Tea, coffee and chocolate became popular in England in the first half the 18th century. The earliest silver teapots, before about 1730, were pear-shaped. “Bullet-shaped” (almost spherical) teapots were popular from 1730 to about 1750 when the first English porcelain teapots became available. Silver teapots were rarely produced from that date until about 1770, when drum shaped, and later oval, teapots became popular. These remained popular until the 19th century when most teapots were rectangular.

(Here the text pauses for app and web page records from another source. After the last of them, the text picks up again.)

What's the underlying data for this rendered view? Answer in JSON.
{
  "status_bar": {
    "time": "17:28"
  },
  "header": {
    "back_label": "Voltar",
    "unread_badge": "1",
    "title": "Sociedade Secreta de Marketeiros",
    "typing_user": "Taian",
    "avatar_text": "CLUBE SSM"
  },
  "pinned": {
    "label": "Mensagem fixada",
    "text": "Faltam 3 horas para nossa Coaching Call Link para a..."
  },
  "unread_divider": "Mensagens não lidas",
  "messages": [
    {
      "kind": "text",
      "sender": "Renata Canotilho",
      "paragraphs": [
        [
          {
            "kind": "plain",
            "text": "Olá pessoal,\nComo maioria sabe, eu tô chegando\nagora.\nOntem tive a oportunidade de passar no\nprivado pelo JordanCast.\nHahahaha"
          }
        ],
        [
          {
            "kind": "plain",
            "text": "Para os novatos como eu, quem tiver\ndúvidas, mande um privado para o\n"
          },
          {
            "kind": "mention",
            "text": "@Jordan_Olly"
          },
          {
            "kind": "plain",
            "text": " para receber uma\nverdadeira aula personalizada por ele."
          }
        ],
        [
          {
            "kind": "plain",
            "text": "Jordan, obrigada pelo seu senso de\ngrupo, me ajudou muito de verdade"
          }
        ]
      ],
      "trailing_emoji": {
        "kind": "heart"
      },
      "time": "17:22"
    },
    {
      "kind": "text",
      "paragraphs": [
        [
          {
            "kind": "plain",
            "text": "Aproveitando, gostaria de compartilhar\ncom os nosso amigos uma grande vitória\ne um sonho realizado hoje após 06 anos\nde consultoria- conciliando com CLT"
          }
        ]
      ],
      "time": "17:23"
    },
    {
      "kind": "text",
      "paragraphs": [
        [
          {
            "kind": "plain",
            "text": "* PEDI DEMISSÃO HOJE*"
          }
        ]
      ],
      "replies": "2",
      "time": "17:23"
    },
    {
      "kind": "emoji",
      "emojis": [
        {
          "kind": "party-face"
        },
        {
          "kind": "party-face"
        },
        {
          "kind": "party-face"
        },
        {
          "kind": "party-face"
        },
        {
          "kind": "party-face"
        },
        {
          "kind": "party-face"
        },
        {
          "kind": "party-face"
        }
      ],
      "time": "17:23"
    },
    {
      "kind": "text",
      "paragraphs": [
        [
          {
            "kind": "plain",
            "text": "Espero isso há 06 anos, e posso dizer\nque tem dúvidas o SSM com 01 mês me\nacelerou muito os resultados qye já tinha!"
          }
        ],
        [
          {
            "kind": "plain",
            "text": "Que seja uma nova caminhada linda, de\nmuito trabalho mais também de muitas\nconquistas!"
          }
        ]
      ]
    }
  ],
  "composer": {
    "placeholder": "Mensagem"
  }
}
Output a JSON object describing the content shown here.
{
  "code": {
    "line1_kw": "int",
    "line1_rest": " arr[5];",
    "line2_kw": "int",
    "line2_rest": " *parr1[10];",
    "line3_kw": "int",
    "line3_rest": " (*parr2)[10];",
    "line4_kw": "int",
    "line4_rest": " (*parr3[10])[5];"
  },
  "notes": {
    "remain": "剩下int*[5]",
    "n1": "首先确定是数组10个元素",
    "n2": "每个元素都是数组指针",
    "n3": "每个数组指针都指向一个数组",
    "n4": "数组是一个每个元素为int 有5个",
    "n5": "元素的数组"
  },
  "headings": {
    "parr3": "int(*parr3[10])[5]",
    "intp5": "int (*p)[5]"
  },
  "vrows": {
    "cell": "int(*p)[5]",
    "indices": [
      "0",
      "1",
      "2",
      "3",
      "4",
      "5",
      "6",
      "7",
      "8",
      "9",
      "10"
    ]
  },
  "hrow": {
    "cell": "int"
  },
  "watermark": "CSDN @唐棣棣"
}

Coffee and chocolate pots are taller than teapots to keep the spout above the sediment. Chocolate pots have have a hinged or detachable cap in the lid for a stirring rod. The earliest coffee and chocolate pots, before about 1730, were tapered cylinders with the handle at the side (rather than opposite the spout). Later in the 18th century, they were made in a more curved “baluster” shape. Around the turn of the 19th century, vase shaped pots were made but most manufacturers soon reverted to the baluster shape.